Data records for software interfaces
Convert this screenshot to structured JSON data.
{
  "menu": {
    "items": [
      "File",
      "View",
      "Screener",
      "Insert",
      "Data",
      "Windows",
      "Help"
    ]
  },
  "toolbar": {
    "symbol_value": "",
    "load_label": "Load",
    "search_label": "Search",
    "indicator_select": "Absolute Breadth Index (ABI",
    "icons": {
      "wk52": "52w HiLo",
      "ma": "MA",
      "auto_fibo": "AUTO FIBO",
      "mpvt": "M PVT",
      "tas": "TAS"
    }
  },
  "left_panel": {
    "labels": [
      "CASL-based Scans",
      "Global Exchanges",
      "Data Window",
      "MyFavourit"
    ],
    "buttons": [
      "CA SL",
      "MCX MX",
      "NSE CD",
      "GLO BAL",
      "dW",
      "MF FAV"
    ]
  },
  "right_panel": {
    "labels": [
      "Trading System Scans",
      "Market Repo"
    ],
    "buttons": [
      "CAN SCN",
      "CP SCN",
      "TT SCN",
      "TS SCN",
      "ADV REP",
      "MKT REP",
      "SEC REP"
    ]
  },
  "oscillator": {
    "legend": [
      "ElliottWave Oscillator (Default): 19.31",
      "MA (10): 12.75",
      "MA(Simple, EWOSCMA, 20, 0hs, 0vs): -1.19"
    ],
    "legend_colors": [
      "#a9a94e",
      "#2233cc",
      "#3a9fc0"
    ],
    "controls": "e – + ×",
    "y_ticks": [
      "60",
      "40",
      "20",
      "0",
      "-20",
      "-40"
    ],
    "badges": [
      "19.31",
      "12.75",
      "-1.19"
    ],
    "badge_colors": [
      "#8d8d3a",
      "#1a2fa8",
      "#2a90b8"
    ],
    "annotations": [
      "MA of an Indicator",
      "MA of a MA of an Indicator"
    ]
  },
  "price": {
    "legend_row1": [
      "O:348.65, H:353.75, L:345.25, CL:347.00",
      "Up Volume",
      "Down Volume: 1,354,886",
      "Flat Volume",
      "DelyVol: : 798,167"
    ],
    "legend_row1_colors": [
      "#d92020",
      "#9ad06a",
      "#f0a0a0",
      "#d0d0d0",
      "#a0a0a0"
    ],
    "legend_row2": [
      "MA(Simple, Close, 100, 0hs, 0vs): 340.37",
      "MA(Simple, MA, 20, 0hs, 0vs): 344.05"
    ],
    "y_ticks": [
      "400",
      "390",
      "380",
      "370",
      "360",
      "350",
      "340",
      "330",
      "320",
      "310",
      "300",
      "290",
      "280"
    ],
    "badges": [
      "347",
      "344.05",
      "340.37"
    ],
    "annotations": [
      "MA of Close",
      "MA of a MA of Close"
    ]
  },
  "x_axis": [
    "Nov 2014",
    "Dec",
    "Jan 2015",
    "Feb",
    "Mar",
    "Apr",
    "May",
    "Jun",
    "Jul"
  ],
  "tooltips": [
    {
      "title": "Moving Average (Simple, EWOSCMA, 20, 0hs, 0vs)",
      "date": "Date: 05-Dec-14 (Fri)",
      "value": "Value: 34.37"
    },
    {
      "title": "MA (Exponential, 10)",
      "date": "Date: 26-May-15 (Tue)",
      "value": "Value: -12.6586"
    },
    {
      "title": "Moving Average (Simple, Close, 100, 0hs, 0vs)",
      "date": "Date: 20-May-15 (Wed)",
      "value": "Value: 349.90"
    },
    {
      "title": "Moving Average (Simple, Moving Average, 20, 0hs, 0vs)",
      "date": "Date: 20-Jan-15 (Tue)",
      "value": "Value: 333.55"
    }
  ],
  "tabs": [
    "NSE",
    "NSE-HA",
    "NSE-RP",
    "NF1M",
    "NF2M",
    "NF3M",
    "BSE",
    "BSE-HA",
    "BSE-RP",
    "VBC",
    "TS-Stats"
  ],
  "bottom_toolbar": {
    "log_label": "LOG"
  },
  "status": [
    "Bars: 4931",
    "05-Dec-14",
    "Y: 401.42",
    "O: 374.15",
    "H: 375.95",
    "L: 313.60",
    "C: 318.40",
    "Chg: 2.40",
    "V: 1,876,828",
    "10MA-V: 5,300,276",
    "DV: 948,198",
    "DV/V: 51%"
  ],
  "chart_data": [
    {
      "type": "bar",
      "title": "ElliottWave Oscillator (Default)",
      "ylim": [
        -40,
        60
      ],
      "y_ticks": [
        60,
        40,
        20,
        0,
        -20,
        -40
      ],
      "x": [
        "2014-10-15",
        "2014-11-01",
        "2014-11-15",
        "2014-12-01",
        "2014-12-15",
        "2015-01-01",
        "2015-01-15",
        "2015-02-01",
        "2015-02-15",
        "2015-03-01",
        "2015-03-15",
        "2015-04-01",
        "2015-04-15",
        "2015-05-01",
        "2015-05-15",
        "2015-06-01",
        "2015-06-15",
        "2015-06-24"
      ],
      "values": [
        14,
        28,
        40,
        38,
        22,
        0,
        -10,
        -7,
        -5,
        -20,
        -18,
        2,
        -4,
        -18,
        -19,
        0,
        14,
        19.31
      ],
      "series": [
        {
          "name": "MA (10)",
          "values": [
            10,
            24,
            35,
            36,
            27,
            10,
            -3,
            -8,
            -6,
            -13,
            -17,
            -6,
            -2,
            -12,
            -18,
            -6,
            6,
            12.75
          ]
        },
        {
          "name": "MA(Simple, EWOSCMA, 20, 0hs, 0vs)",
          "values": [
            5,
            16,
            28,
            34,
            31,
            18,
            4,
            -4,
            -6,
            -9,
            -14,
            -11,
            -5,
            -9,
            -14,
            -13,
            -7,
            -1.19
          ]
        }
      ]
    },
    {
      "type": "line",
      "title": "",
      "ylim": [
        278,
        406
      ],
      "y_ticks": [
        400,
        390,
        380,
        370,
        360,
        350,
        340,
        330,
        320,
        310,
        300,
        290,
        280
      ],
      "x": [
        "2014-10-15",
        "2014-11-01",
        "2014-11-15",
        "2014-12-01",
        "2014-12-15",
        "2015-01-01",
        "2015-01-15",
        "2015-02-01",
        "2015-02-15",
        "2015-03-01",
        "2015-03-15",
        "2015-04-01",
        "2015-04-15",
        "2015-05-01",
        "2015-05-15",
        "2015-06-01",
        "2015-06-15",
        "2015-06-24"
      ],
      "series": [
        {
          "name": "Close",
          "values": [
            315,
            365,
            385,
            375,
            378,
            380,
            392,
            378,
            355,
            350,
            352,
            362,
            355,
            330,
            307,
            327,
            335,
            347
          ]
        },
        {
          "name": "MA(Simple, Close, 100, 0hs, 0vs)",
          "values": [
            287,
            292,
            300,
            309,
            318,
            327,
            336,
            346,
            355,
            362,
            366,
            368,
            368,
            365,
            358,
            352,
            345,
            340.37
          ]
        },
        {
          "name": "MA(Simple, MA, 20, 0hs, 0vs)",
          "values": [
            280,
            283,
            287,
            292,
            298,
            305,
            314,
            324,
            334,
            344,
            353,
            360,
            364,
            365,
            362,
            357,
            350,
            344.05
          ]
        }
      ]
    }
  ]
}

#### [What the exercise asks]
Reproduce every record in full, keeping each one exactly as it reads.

#### [Output for this task]
Convert this screenshot to structured JSON data.
{
  "menu": {
    "items": [
      "File",
      "View",
      "Screener",
      "Insert",
      "Data",
      "Windows",
      "Help"
    ]
  },
  "toolbar": {
    "symbol_value": "",
    "load_label": "Load",
    "search_label": "Search",
    "indicator_select": "Absolute Breadth Index (ABI",
    "icons": {
      "wk52": "52w HiLo",
      "ma": "MA",
      "auto_fibo": "AUTO FIBO",
      "mpvt": "M PVT",
      "tas": "TAS"
    }
  },
  "left_panel": {
    "labels": [
      "CASL-based Scans",
      "Global Exchanges",
      "Data Window",
      "MyFavourit"
    ],
    "buttons": [
      "CA SL",
      "MCX MX",
      "NSE CD",
      "GLO BAL",
      "dW",
      "MF FAV"
    ]
  },
  "right_panel": {
    "labels": [
      "Trading System Scans",
      "Market Repo"
    ],
    "buttons": [
      "CAN SCN",
      "CP SCN",
      "TT SCN",
      "TS SCN",
      "ADV REP",
      "MKT REP",
      "SEC REP"
    ]
  },
  "oscillator": {
    "legend": [
      "ElliottWave Oscillator (Default): 19.31",
      "MA (10): 12.75",
      "MA(Simple, EWOSCMA, 20, 0hs, 0vs): -1.19"
    ],
    "legend_colors": [
      "#a9a94e",
      "#2233cc",
      "#3a9fc0"
    ],
    "controls": "e – + ×",
    "y_ticks": [
      "60",
      "40",
      "20",
      "0",
      "-20",
      "-40"
    ],
    "badges": [
      "19.31",
      "12.75",
      "-1.19"
    ],
    "badge_colors": [
      "#8d8d3a",
      "#1a2fa8",
      "#2a90b8"
    ],
    "annotations": [
      "MA of an Indicator",
      "MA of a MA of an Indicator"
    ]
  },
  "price": {
    "legend_row1": [
      "O:348.65, H:353.75, L:345.25, CL:347.00",
      "Up Volume",
      "Down Volume: 1,354,886",
      "Flat Volume",
      "DelyVol: : 798,167"
    ],
    "legend_row1_colors": [
      "#d92020",
      "#9ad06a",
      "#f0a0a0",
      "#d0d0d0",
      "#a0a0a0"
    ],
    "legend_row2": [
      "MA(Simple, Close, 100, 0hs, 0vs): 340.37",
      "MA(Simple, MA, 20, 0hs, 0vs): 344.05"
    ],
    "y_ticks": [
      "400",
      "390",
      "380",
      "370",
      "360",
      "350",
      "340",
      "330",
      "320",
      "310",
      "300",
      "290",
      "280"
    ],
    "badges": [
      "347",
      "344.05",
      "340.37"
    ],
    "annotations": [
      "MA of Close",
      "MA of a MA of Close"
    ]
  },
  "x_axis": [
    "Nov 2014",
    "Dec",
    "Jan 2015",
    "Feb",
    "Mar",
    "Apr",
    "May",
    "Jun",
    "Jul"
  ],
  "tooltips": [
    {
      "title": "Moving Average (Simple, EWOSCMA, 20, 0hs, 0vs)",
      "date": "Date: 05-Dec-14 (Fri)",
      "value": "Value: 34.37"
    },
    {
      "title": "MA (Exponential, 10)",
      "date": "Date: 26-May-15 (Tue)",
      "value": "Value: -12.6586"
    },
    {
      "title": "Moving Average (Simple, Close, 100, 0hs, 0vs)",
      "date": "Date: 20-May-15 (Wed)",
      "value": "Value: 349.90"
    },
    {
      "title": "Moving Average (Simple, Moving Average, 20, 0hs, 0vs)",
      "date": "Date: 20-Jan-15 (Tue)",
      "value": "Value: 333.55"
    }
  ],
  "tabs": [
    "NSE",
    "NSE-HA",
    "NSE-RP",
    "NF1M",
    "NF2M",
    "NF3M",
    "BSE",
    "BSE-HA",
    "BSE-RP",
    "VBC",
    "TS-Stats"
  ],
  "bottom_toolbar": {
    "log_label": "LOG"
  },
  "status": [
    "Bars: 4931",
    "05-Dec-14",
    "Y: 401.42",
    "O: 374.15",
    "H: 375.95",
    "L: 313.60",
    "C: 318.40",
    "Chg: 2.40",
    "V: 1,876,828",
    "10MA-V: 5,300,276",
    "DV: 948,198",
    "DV/V: 51%"
  ],
  "chart_data": [
    {
      "type": "bar",
      "title": "ElliottWave Oscillator (Default)",
      "ylim": [
        -40,
        60
      ],
      "y_ticks": [
        60,
        40,
        20,
        0,
        -20,
        -40
      ],
      "x": [
        "2014-10-15",
        "2014-11-01",
        "2014-11-15",
        "2014-12-01",
        "2014-12-15",
        "2015-01-01",
        "2015-01-15",
        "2015-02-01",
        "2015-02-15",
        "2015-03-01",
        "2015-03-15",
        "2015-04-01",
        "2015-04-15",
        "2015-05-01",
        "2015-05-15",
        "2015-06-01",
        "2015-06-15",
        "2015-06-24"
      ],
      "values": [
        14,
        28,
        40,
        38,
        22,
        0,
        -10,
        -7,
        -5,
        -20,
        -18,
        2,
        -4,
        -18,
        -19,
        0,
        14,
        19.31
      ],
      "series": [
        {
          "name": "MA (10)",
          "values": [
            10,
            24,
            35,
            36,
            27,
            10,
            -3,
            -8,
            -6,
            -13,
            -17,
            -6,
            -2,
            -12,
            -18,
            -6,
            6,
            12.75
          ]
        },
        {
          "name": "MA(Simple, EWOSCMA, 20, 0hs, 0vs)",
          "values": [
            5,
            16,
            28,
            34,
            31,
            18,
            4,
            -4,
            -6,
            -9,
            -14,
            -11,
            -5,
            -9,
            -14,
            -13,
            -7,
            -1.19
          ]
        }
      ]
    },
    {
      "type": "line",
      "title": "",
      "ylim": [
        278,
        406
      ],
      "y_ticks": [
        400,
        390,
        380,
        370,
        360,
        350,
        340,
        330,
        320,
        310,
        300,
        290,
        280
      ],
      "x": [
        "2014-10-15",
        "2014-11-01",
        "2014-11-15",
        "2014-12-01",
        "2014-12-15",
        "2015-01-01",
        "2015-01-15",
        "2015-02-01",
        "2015-02-15",
        "2015-03-01",
        "2015-03-15",
        "2015-04-01",
        "2015-04-15",
        "2015-05-01",
        "2015-05-15",
        "2015-06-01",
        "2015-06-15",
        "2015-06-24"
      ],
      "series": [
        {
          "name": "Close",
          "values": [
            315,
            365,
            385,
            375,
            378,
            380,
            392,
            378,
            355,
            350,
            352,
            362,
            355,
            330,
            307,
            327,
            335,
            347
          ]
        },
        {
          "name": "MA(Simple, Close, 100, 0hs, 0vs)",
          "values": [
            287,
            292,
            300,
            309,
            318,
            327,
            336,
            346,
            355,
            362,
            366,
            368,
            368,
            365,
            358,
            352,
            345,
            340.37
          ]
        },
        {
          "name": "MA(Simple, MA, 20, 0hs, 0vs)",
          "values": [
            280,
            283,
            287,
            292,
            298,
            305,
            314,
            324,
            334,
            344,
            353,
            360,
            364,
            365,
            362,
            357,
            350,
            344.05
          ]
        }
      ]
    }
  ]
}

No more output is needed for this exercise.